Depreciation: For tax purposes, businesses frequently depreciate equipment. Two methods of depreciation are straight-line depreciation and sum-of-the-years'-digits. Suppose that a college student buys a $3000 computer to start a business that provides Internet services. This student estimates the life of the computer at 4 years, after which its value will be $200. The difference between $3000 and $200, or $2800, may be deducted from the student's taxable income over a 4-year period. In straight-line depreciation, equal portions of $2800 are deducted each year over the 4 years. The sum-of-the years'- digits method calculates depreciation differently.
For a computer having a useful life of 4 years, the sum of the years is computed by
1 + 2 + 3 + 4= 10.
With this method, 4/10 of $2800 is deducted the first year, 3/10 the second year, and so on, until 1/10 is deducted the fourth year. Both depreciation methods yield a total deduction of $2800 over the 4 years. (Source: Sharp Electronics Corporation, Conquering the Sciences.)
(a) Find an arithmetic sequence that gives the amount depreciated each year by each method.

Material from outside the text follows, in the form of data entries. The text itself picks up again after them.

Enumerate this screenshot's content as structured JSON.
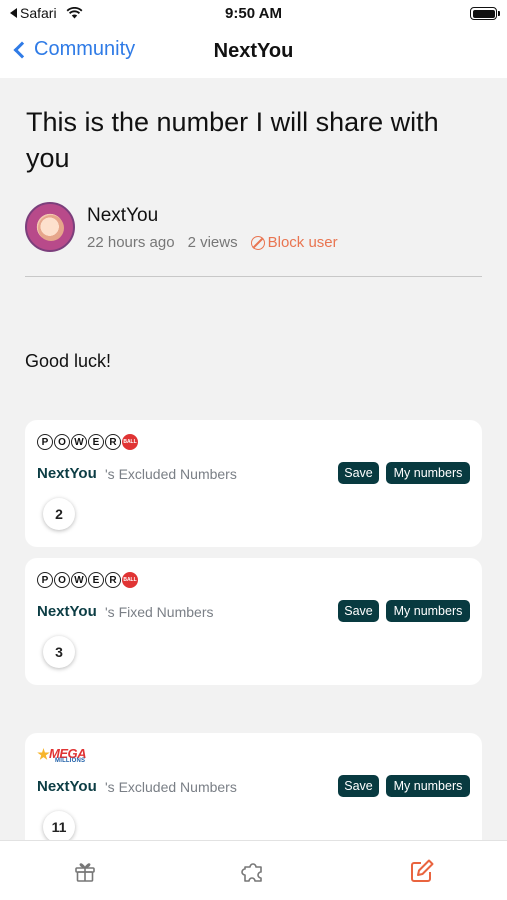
{
  "status_bar": {
    "back_app": "Safari",
    "time": "9:50 AM"
  },
  "nav": {
    "back_label": "Community",
    "title": "NextYou"
  },
  "post": {
    "title": "This is the number I will share with you",
    "author": "NextYou",
    "time_ago": "22 hours ago",
    "views": "2 views",
    "block_label": "Block user",
    "body": "Good luck!"
  },
  "cards": [
    {
      "logo": "powerball-logo",
      "logo_letters": [
        "P",
        "O",
        "W",
        "E",
        "R"
      ],
      "logo_ball": "BALL",
      "owner": "NextYou",
      "label": "'s Excluded Numbers",
      "save": "Save",
      "my_numbers": "My numbers",
      "numbers": [
        "2"
      ]
    },
    {
      "logo": "powerball-logo",
      "logo_letters": [
        "P",
        "O",
        "W",
        "E",
        "R"
      ],
      "logo_ball": "BALL",
      "owner": "NextYou",
      "label": "'s Fixed Numbers",
      "save": "Save",
      "my_numbers": "My numbers",
      "numbers": [
        "3"
      ]
    },
    {
      "logo": "mega-millions-logo",
      "logo_text": "MEGA",
      "logo_subtext": "MILLIONS",
      "owner": "NextYou",
      "label": "'s Excluded Numbers",
      "save": "Save",
      "my_numbers": "My numbers",
      "numbers": [
        "11"
      ]
    }
  ],
  "tabs": [
    {
      "icon": "gift-icon"
    },
    {
      "icon": "puzzle-icon"
    },
    {
      "icon": "edit-icon",
      "active": true
    }
  ],
  "colors": {
    "accent_blue": "#2f7be6",
    "button_dark": "#083a40",
    "block_orange": "#e97551",
    "active_tab": "#e9643f"
  }
}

(b) Write a series whose sum is the amount depreciated over 4 years by each method.
(a) For a straight-line depreciation: (3000-200)/4=700.
3000-700, 3000-700*2, 3000-700*3, ...

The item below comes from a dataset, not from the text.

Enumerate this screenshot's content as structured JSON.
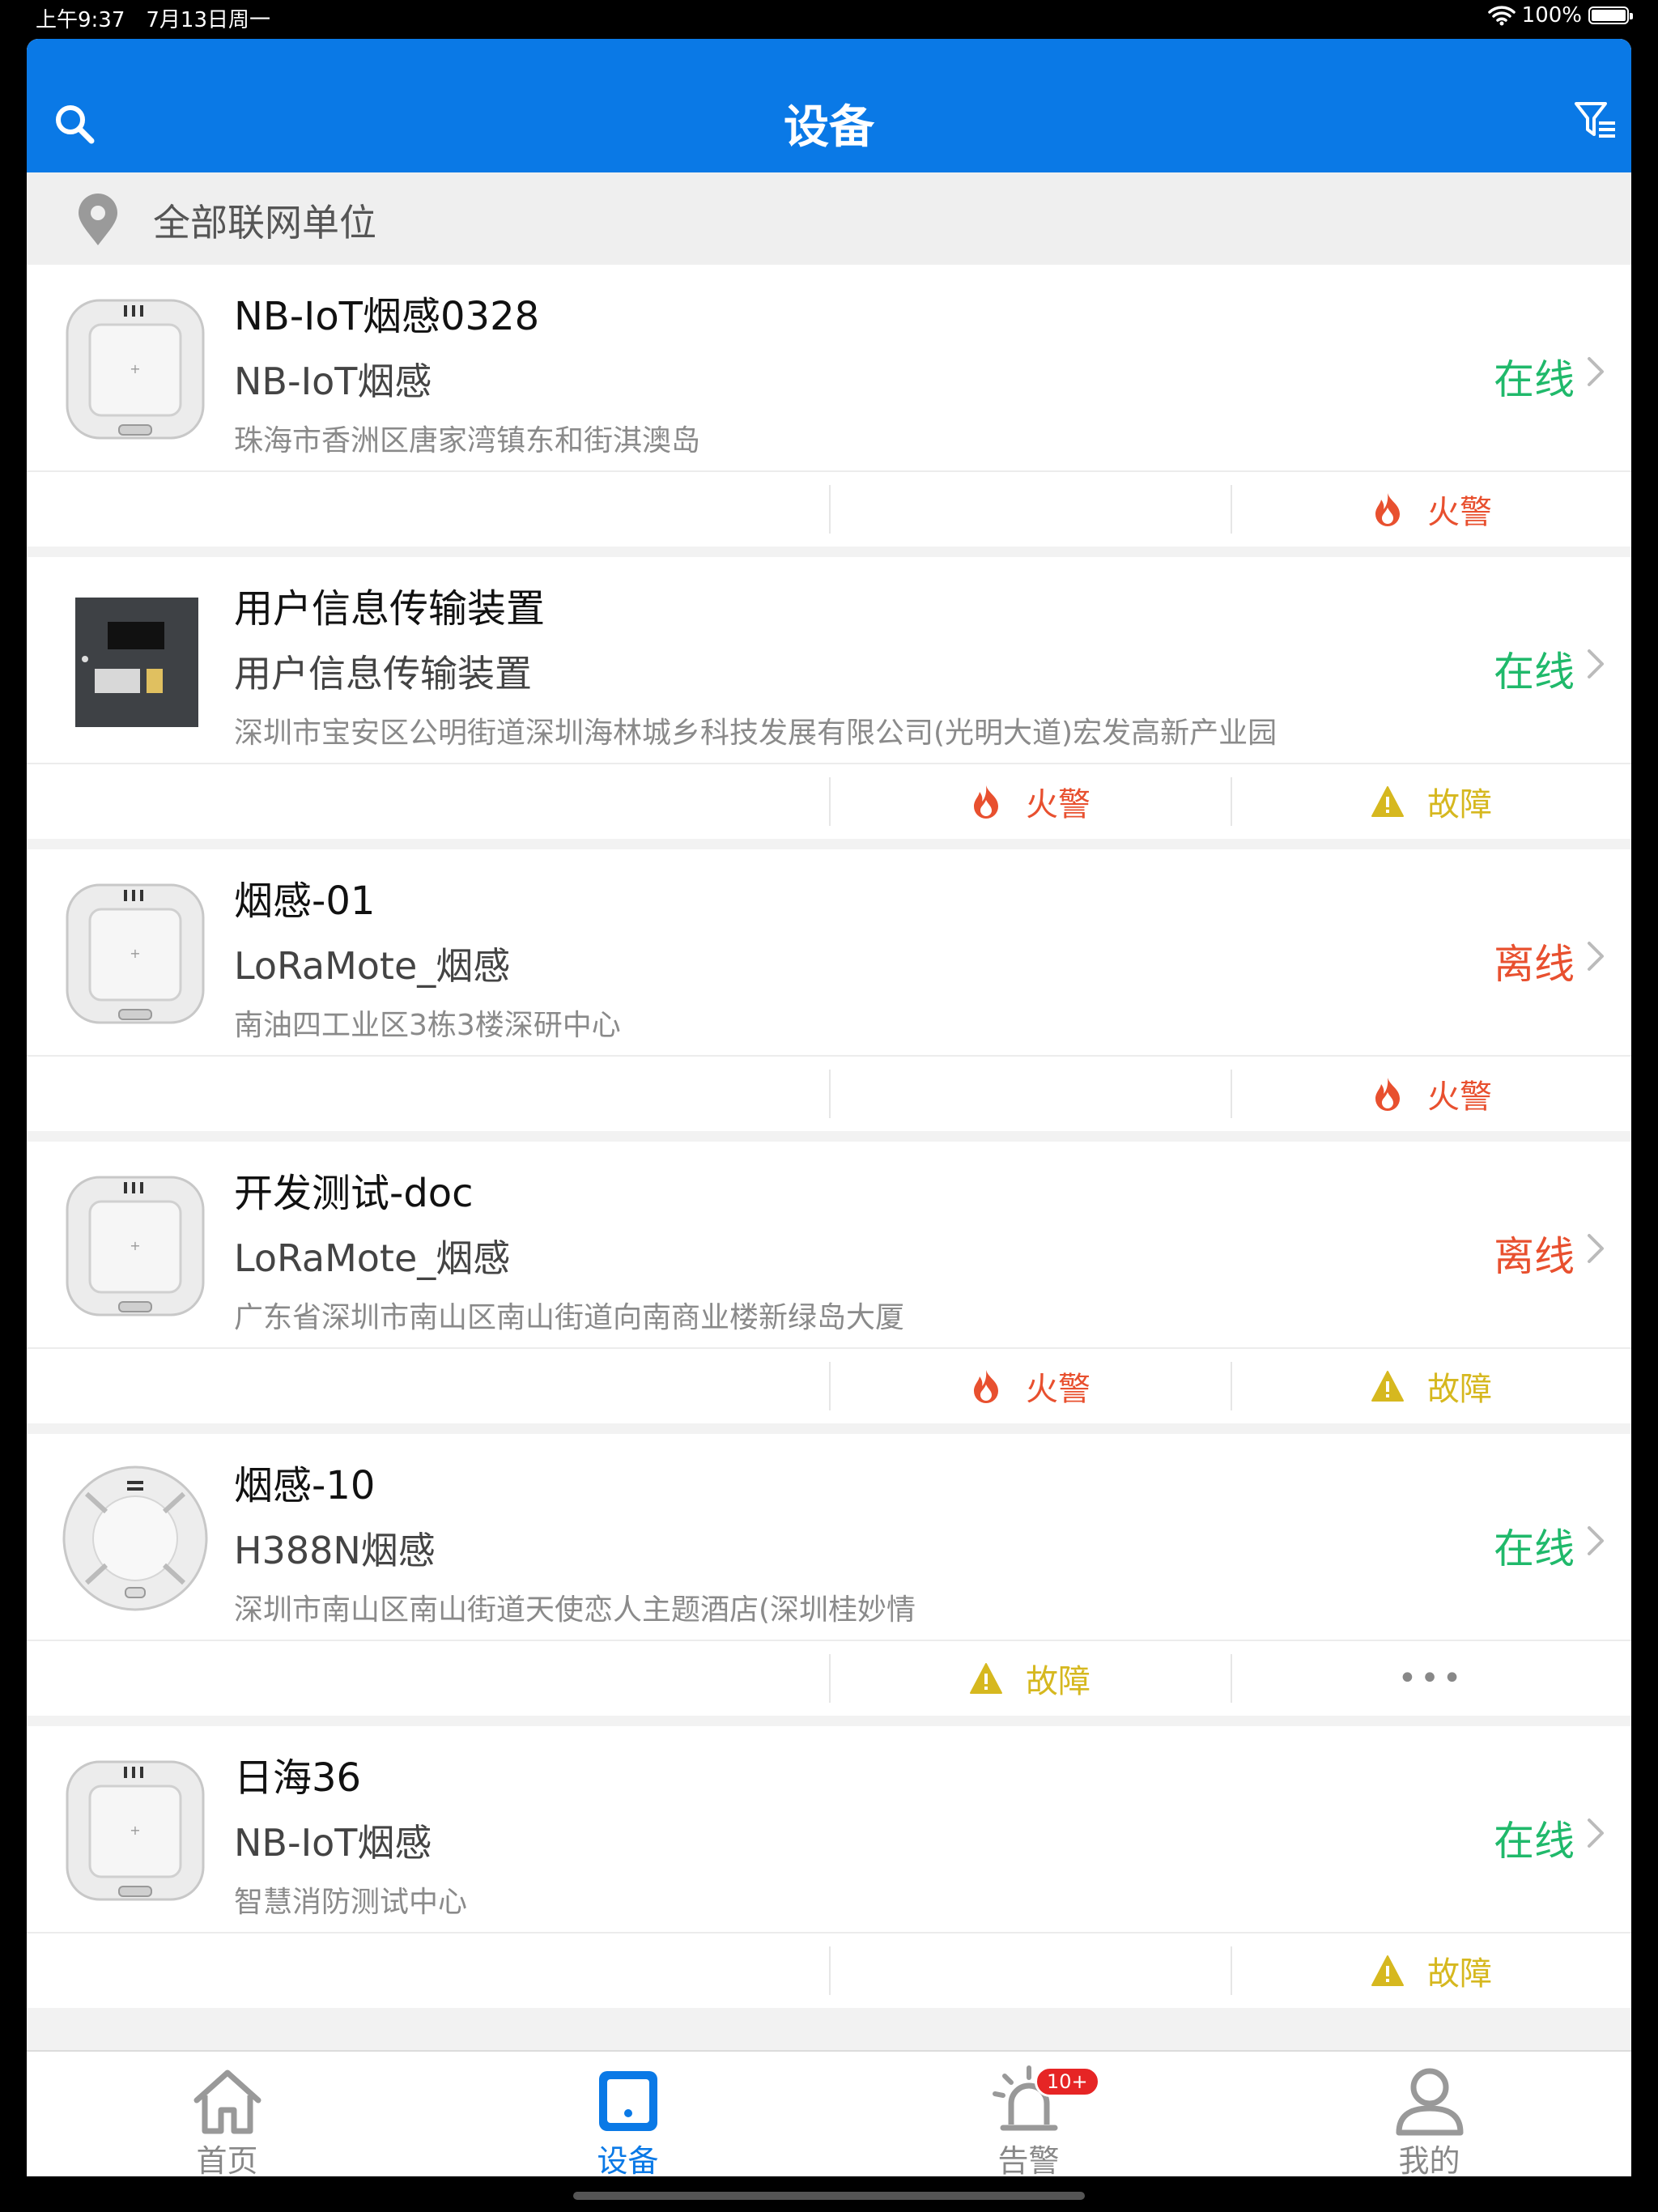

The solution provides detailed explanation how to find arithmetic sequence for depreciation.